Hungarian Media Law: International Mission Condemns Chilling Effect and Calls for Change
IPI Joins Other International Organisations on Partnership Mission in Budapest
16 Nov 2011, Budapest: Hungary’s new model of media regulation is creating a chilling effect and undermining freedom of expression said an international partnership mission comprised of leading press freedom and media development organizations today.
The partnership mission to Hungary, which took place from November 14th to 16th, included meetings with lawyers, journalists, editors, professional associations, representatives of civil society, the new media authorities, and the government representative to discuss the situation regarding the enactment and implementation of the new media law, which went into effect on January 1, 2011.
“The confluence of a difficult regulatory environment, deteriorating economic conditions, technological change and convergence in media, and a lack of unity and solidarity within the professional community has created a perfect storm that threatens the future of independent journalism in Hungary,” said Aidan White, head of the mission and an expert with the Media Diversity Institute.
Since the legislation was passed in December of last year, it has received widespread criticism from the international community, including the Council of Europe, the European Parliament, the Media Representative of the OSCE, the United Nations special rapporteur on freedom of expression, and all leading press freedom and human rights organizations.
Key findings of the partnership mission include:
• The media regulation, particularly with regard to protection of sources, is incompatible with European and international law;
• The legislation provides limited possibilities for judicial review of the decisions of the media authority and the media council;

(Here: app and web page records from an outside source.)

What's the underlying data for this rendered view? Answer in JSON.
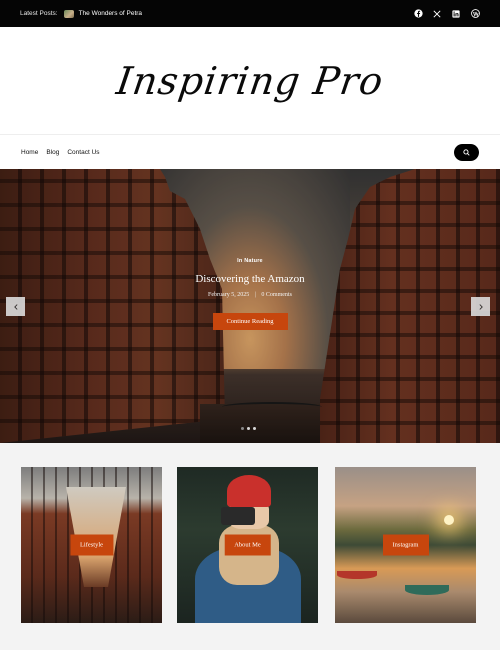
{
  "topbar": {
    "latest_label": "Latest Posts:",
    "latest_post_title": "The Wonders of Petra",
    "social": [
      {
        "name": "facebook-icon"
      },
      {
        "name": "x-icon"
      },
      {
        "name": "linkedin-icon"
      },
      {
        "name": "wordpress-icon"
      }
    ]
  },
  "header": {
    "site_title": "Inspiring Pro"
  },
  "nav": {
    "items": [
      "Home",
      "Blog",
      "Contact Us"
    ],
    "search_icon": "search-icon"
  },
  "hero": {
    "category": "In Nature",
    "title": "Discovering the Amazon",
    "date": "February 5, 2025",
    "comments": "0 Comments",
    "button_label": "Continue Reading",
    "slide_count": 3,
    "active_slide": 1
  },
  "cards": [
    {
      "label": "Lifestyle"
    },
    {
      "label": "About Me"
    },
    {
      "label": "Instagram"
    }
  ],
  "colors": {
    "accent": "#c7460d",
    "topbar_bg": "#050505",
    "section_bg": "#f3f3f3"
  }
}
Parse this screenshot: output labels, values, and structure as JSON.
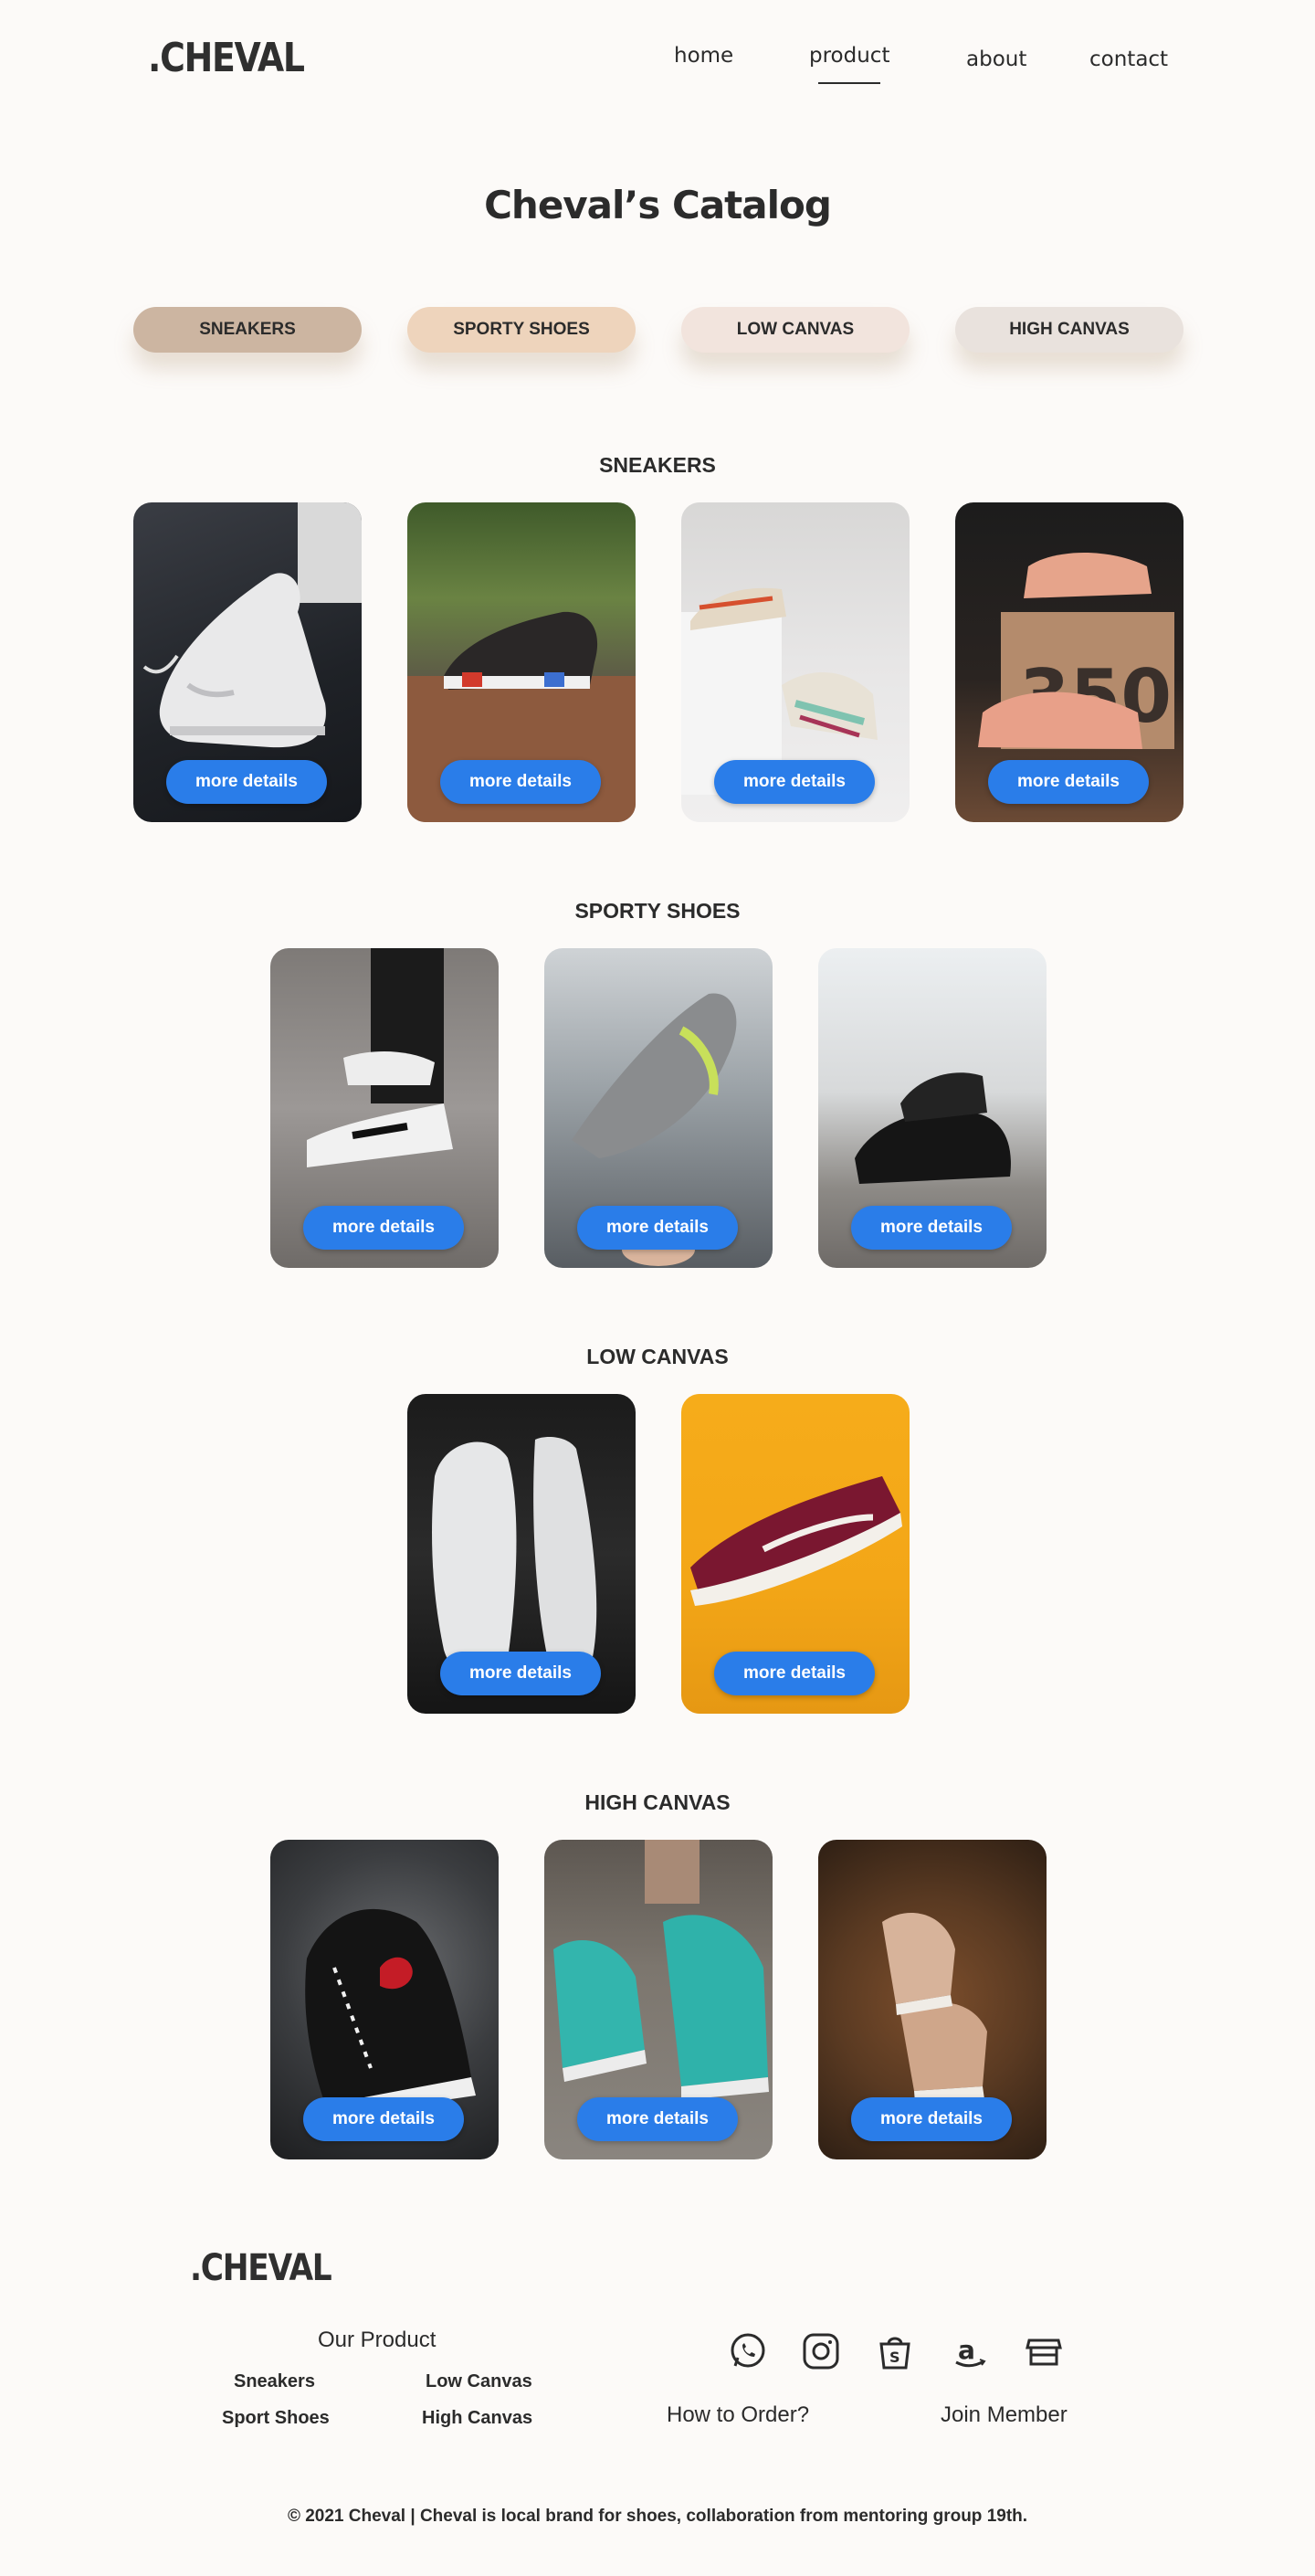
{
  "header": {
    "logo": ".CHEVAL",
    "nav": [
      {
        "label": "home"
      },
      {
        "label": "product"
      },
      {
        "label": "about"
      },
      {
        "label": "contact"
      }
    ]
  },
  "catalog_title": "Cheval’s Catalog",
  "categories": [
    {
      "label": "SNEAKERS",
      "color": "#ccb5a1"
    },
    {
      "label": "SPORTY SHOES",
      "color": "#eed4bc"
    },
    {
      "label": "LOW CANVAS",
      "color": "#f2e4dd"
    },
    {
      "label": "HIGH CANVAS",
      "color": "#e9e2dd"
    }
  ],
  "button_label": "more details",
  "sections": [
    {
      "title": "SNEAKERS",
      "products": [
        {
          "name": "white nike air force sneaker"
        },
        {
          "name": "black adidas nmd sneaker"
        },
        {
          "name": "multicolor sneakers on white block"
        },
        {
          "name": "yeezy 350 pink sneakers"
        }
      ]
    },
    {
      "title": "SPORTY SHOES",
      "products": [
        {
          "name": "white nike air max on stairs"
        },
        {
          "name": "grey knit running shoe"
        },
        {
          "name": "black trail running shoes"
        }
      ]
    },
    {
      "title": "LOW CANVAS",
      "products": [
        {
          "name": "white low canvas shoes"
        },
        {
          "name": "maroon vans old skool"
        }
      ]
    },
    {
      "title": "HIGH CANVAS",
      "products": [
        {
          "name": "black comme des garcons high top"
        },
        {
          "name": "teal converse high tops"
        },
        {
          "name": "tan vans sk8-hi on leaves"
        }
      ]
    }
  ],
  "footer": {
    "logo": ".CHEVAL",
    "our_product": "Our Product",
    "links": [
      "Sneakers",
      "Low Canvas",
      "Sport Shoes",
      "High Canvas"
    ],
    "how_to_order": "How to Order?",
    "join_member": "Join Member",
    "social_icons": [
      "whatsapp-icon",
      "instagram-icon",
      "shopee-icon",
      "amazon-icon",
      "store-icon"
    ],
    "copyright": "© 2021 Cheval | Cheval is local brand for shoes, collaboration from mentoring group 19th."
  }
}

• The forms of co-regulation that have been developed in response to the legislation are not substitutes for self-regulation and are effectively outsourcing censorship with the co-operation of national and international media owners alike;
• The licensing regime in Hungary has the potential to undermine the promotion of diversity and pluralism, which is an obligation under European and international treaties; and
• Questions remain over the capacity of the reorganized system of public service media to provide pluralist, diverse and quality information as a public good.
“We believe that the concerns expressed by the international community remain valid and we commit ourselves to continue to monitor the impact of the legislation in the coming months,” continued Mr. White.
“We further call on the Hungarian government to openly engage in further dialogue with these experts and to consider changes to remedy the significant failings of the current legislation.”
The International Partnership Mission of freedom of expression and media development groups consisted of:
Article 19, Freedom House, Index on Censorship, Independent Journalism Centre Moldova, International Press Institute, International Media Support, European Federation of Journalists, Media Diversity Institute, Open Society Media Programme, the Network for Reporting on Eastern Europe, South East Europe Media Organisation and South East European Network for Professionalisation of Media.